-- Your task --
Among the lines of the records below, copy those that hold the word "JSON".

[Interface dataset entries]

━━━━━━━━━━

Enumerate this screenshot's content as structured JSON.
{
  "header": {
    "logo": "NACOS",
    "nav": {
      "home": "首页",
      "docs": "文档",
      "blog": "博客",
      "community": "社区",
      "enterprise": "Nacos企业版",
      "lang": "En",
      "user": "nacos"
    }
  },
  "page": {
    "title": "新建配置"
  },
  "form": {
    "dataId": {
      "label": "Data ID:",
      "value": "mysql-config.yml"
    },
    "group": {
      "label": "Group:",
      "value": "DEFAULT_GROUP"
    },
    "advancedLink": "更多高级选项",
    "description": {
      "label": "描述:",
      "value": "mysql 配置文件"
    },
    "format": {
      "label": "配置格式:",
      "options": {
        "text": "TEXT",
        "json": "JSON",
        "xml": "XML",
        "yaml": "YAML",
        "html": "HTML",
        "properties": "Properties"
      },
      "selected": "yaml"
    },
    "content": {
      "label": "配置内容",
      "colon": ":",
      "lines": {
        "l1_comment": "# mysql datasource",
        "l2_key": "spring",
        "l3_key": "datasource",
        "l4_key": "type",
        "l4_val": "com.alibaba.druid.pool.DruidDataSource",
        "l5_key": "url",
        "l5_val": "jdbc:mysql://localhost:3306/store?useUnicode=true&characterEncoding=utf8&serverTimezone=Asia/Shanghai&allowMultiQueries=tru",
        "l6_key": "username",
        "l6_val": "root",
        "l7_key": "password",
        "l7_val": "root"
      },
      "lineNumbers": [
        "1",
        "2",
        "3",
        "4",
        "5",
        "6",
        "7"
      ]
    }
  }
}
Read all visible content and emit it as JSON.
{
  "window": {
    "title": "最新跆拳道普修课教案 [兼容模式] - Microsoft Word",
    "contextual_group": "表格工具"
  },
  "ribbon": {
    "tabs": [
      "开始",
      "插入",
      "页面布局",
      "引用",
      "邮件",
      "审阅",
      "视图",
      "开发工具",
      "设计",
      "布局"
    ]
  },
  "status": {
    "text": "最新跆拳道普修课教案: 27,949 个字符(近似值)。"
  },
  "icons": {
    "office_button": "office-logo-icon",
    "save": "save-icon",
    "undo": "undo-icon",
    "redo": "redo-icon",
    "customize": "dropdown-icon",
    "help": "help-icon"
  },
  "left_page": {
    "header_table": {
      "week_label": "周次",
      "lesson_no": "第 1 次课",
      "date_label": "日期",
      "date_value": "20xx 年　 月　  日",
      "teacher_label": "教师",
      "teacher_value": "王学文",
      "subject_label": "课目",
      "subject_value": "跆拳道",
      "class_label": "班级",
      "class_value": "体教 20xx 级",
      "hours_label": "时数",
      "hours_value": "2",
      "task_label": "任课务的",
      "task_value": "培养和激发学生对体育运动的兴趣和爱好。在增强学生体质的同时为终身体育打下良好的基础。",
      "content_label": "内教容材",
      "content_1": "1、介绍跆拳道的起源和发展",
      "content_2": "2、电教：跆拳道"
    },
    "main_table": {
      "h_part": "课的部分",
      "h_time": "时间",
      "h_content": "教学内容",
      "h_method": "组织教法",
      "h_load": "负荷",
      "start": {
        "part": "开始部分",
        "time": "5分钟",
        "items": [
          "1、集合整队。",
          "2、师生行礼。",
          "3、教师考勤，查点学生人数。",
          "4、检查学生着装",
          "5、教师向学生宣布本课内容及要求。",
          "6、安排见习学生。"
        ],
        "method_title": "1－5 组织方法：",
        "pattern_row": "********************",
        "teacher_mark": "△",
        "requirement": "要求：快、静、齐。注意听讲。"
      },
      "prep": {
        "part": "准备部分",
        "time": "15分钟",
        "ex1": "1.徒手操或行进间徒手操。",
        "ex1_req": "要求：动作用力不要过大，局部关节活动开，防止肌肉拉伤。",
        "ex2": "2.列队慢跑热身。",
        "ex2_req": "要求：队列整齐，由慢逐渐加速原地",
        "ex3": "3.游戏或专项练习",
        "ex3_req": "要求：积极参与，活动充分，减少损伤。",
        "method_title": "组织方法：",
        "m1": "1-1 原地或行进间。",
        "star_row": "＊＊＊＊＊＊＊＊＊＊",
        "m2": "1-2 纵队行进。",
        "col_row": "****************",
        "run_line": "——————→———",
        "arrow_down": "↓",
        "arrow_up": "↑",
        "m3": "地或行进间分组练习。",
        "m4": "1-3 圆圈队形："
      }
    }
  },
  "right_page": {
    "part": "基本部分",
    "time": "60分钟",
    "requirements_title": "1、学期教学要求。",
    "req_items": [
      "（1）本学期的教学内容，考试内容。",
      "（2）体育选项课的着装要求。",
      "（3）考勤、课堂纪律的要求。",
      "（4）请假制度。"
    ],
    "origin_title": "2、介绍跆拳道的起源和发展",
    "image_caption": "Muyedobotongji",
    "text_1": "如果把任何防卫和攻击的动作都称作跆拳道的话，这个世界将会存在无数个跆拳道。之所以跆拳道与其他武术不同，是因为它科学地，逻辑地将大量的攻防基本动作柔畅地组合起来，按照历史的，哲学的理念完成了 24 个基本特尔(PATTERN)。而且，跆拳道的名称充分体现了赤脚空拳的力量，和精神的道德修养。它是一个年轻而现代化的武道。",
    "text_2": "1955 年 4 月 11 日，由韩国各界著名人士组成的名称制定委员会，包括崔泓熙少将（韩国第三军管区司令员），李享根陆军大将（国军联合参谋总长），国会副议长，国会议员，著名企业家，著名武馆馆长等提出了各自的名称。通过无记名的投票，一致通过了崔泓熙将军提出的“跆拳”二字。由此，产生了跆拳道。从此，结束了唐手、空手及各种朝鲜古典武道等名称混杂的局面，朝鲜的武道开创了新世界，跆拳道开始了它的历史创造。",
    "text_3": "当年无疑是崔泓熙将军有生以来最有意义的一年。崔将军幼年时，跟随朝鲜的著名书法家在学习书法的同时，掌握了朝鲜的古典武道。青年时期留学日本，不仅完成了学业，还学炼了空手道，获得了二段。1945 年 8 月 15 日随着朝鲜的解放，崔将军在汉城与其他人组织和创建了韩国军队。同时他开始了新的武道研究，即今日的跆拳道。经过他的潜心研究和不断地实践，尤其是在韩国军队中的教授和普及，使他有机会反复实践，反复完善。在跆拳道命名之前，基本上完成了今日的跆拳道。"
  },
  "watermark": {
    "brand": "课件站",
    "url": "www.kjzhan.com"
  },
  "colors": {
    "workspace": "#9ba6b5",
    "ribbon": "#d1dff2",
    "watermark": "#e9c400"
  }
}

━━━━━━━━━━

-- The completed task --
Enumerate this screenshot's content as structured JSON.
        "json": "JSON",
Read all visible content and emit it as JSON.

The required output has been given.